Requirement:
Copy every line in the records below that contains the word "entrega".
↓
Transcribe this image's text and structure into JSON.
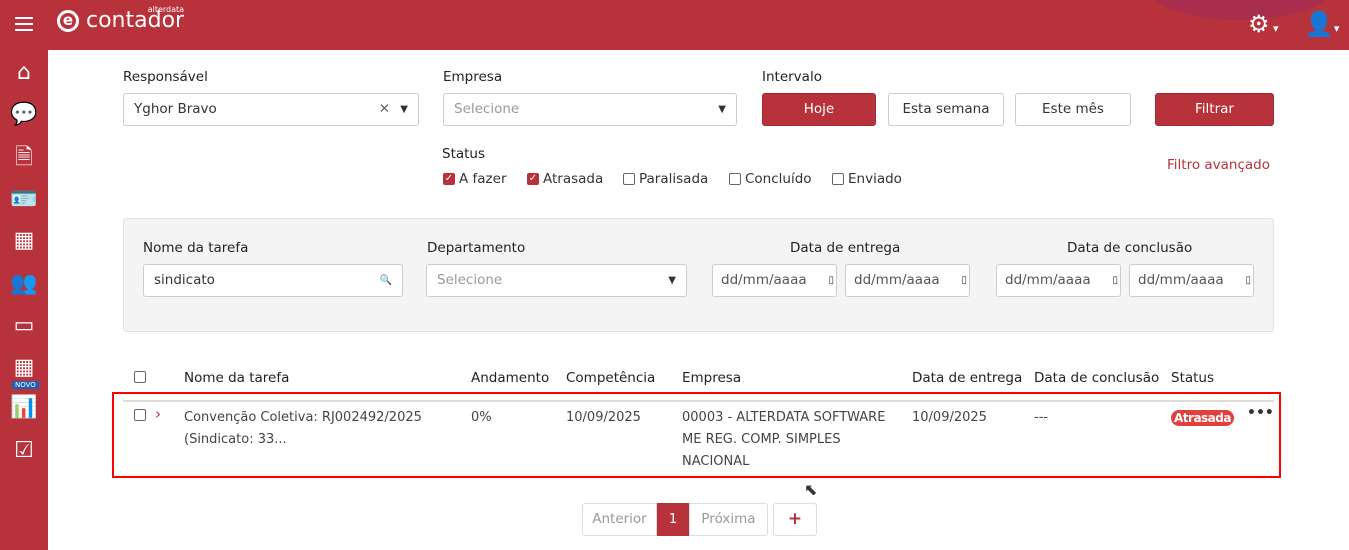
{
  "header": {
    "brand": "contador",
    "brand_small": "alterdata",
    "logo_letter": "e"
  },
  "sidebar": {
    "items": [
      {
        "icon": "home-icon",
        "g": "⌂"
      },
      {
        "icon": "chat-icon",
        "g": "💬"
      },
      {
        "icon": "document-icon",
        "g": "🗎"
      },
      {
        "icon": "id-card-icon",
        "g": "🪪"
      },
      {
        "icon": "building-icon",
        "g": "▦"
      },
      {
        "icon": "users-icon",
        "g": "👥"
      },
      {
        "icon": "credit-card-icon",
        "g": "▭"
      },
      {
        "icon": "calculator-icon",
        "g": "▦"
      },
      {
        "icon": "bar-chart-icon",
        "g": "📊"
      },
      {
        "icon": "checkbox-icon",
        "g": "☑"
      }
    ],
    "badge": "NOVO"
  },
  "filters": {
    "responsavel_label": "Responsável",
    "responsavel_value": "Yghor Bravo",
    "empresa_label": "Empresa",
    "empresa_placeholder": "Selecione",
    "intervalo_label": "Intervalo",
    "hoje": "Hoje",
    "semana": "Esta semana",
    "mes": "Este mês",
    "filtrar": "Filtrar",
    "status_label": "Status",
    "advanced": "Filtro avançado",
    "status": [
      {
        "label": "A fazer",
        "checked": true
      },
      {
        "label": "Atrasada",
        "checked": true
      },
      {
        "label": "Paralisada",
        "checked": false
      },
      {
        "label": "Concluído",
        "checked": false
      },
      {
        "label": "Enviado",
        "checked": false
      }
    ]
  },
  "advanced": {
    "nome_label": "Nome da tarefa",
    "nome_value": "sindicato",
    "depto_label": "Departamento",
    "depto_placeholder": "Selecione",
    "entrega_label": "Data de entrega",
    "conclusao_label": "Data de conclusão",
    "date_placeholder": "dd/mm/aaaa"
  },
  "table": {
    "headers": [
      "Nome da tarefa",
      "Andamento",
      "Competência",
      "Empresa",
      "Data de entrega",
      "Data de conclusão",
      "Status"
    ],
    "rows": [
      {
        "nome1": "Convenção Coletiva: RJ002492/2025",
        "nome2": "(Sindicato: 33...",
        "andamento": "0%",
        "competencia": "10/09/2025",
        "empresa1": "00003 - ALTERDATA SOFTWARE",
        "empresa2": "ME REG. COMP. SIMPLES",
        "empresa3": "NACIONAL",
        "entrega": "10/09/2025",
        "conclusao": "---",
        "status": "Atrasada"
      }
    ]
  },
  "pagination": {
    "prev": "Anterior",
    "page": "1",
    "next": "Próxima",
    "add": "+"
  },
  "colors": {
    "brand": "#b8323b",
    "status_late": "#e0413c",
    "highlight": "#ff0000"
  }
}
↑
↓
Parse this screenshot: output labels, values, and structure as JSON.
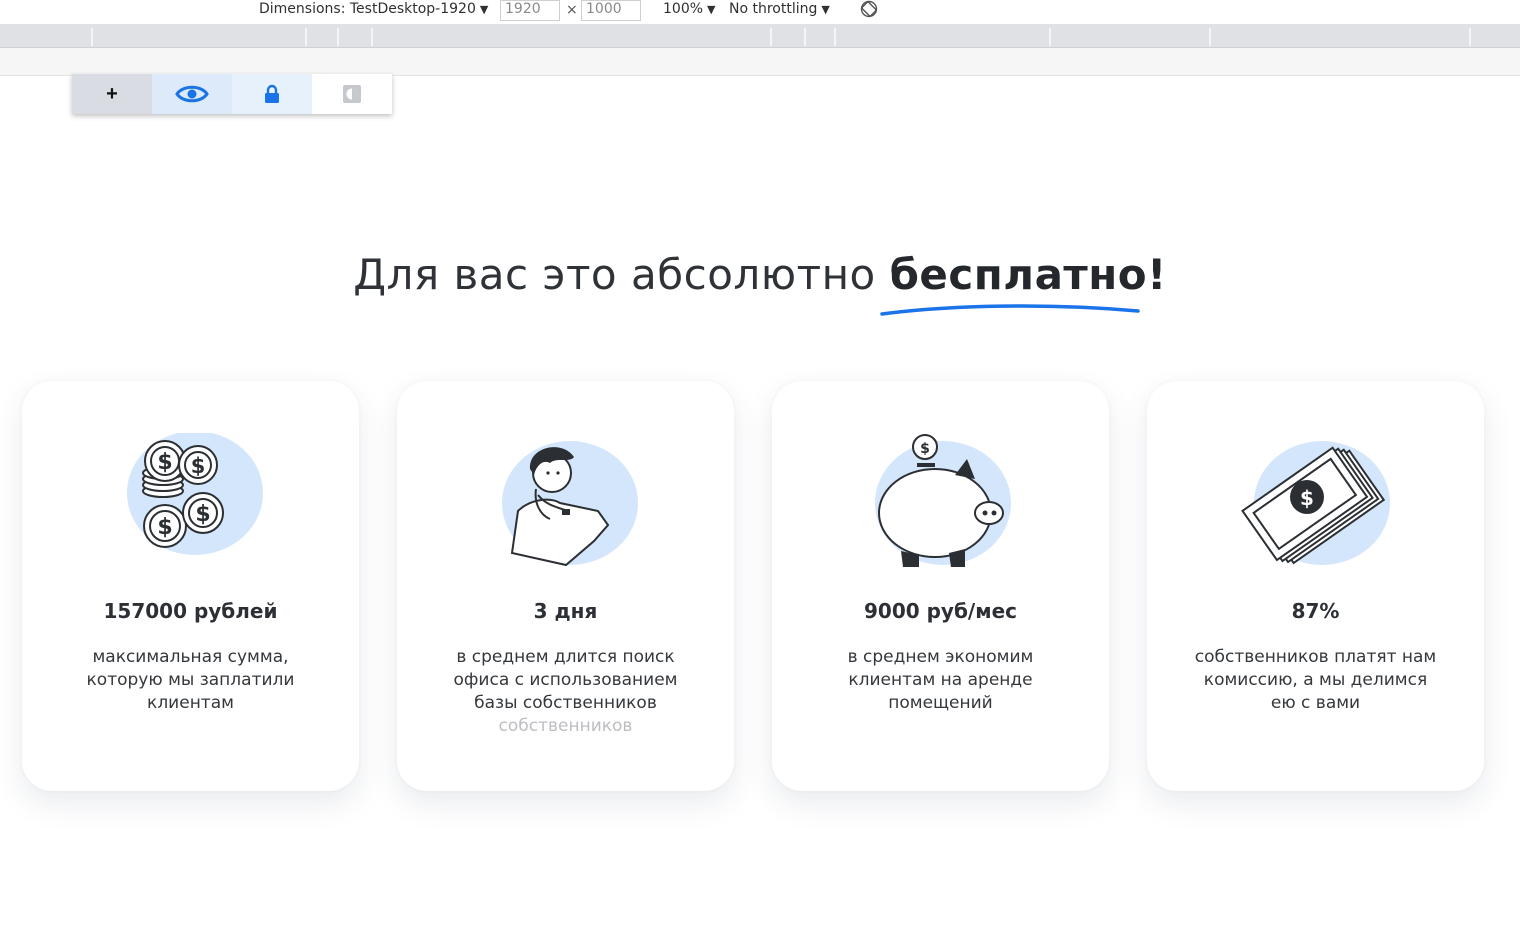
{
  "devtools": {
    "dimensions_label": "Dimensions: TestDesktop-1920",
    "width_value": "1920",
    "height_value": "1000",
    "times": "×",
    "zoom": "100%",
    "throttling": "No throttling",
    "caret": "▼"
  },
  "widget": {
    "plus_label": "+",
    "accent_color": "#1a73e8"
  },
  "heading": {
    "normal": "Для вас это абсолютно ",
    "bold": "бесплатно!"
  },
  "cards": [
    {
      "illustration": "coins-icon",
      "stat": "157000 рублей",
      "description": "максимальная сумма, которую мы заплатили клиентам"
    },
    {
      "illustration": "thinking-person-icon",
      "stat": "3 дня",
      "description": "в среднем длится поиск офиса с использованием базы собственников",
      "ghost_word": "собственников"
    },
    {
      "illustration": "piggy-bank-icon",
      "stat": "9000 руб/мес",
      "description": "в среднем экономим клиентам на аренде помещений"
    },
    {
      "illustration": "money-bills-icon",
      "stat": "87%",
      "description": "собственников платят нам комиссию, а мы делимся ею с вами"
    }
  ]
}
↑
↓
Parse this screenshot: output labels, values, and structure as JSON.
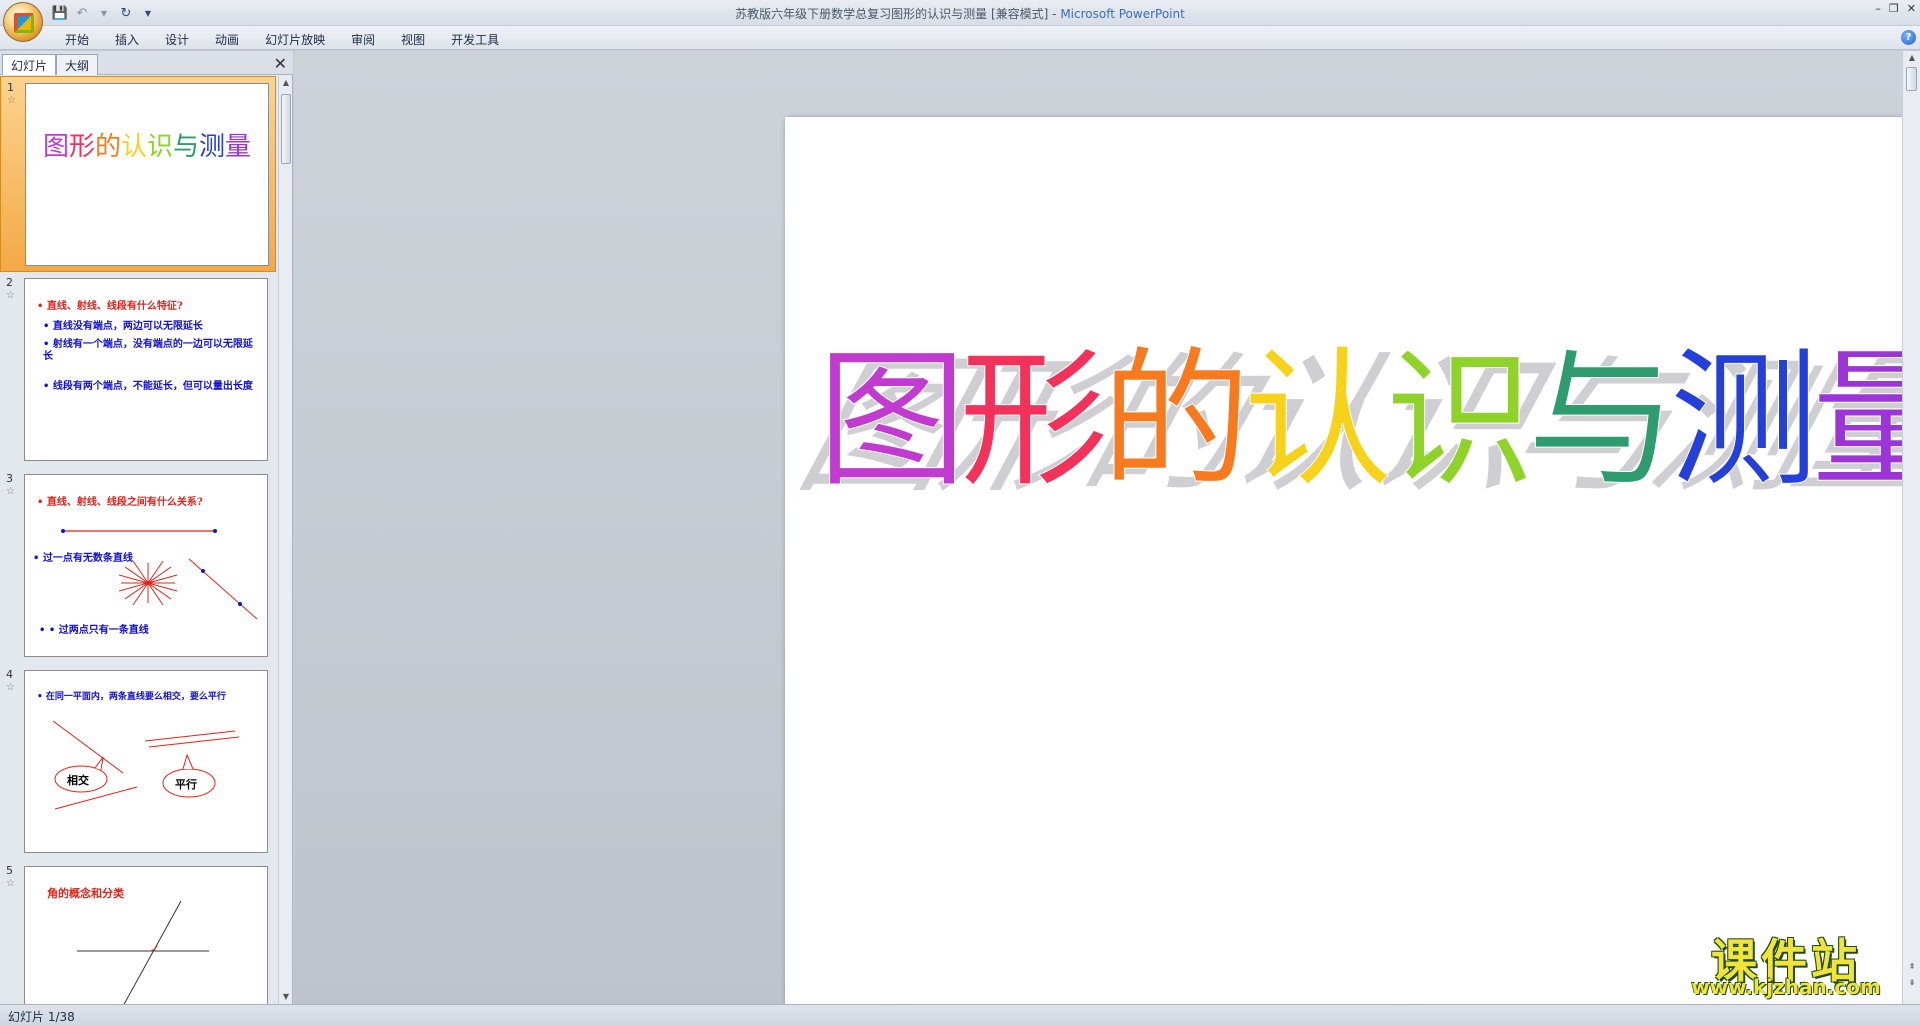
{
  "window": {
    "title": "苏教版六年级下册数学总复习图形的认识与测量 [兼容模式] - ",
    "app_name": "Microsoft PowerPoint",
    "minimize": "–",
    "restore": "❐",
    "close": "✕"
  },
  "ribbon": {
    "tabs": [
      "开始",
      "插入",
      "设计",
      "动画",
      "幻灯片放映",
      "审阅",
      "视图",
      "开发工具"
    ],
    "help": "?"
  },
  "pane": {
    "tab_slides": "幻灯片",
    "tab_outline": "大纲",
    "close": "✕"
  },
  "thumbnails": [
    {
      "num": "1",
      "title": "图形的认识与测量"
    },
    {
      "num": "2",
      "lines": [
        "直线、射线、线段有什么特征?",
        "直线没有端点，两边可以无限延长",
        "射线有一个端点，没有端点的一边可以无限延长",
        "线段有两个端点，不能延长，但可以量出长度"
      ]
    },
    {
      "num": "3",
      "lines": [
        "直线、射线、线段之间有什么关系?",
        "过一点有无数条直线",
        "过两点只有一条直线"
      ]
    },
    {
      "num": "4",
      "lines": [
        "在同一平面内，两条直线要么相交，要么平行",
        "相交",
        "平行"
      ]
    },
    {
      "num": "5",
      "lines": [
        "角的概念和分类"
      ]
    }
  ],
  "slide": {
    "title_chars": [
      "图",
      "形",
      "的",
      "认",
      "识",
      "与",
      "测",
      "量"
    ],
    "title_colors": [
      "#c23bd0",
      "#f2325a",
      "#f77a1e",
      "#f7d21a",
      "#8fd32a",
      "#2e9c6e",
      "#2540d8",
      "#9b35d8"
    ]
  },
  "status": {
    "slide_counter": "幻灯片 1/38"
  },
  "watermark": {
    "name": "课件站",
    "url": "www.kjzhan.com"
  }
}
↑
Result for this task:
    "entrega_label": "Data de entrega",
      "Data de entrega",
        "entrega": "10/09/2025",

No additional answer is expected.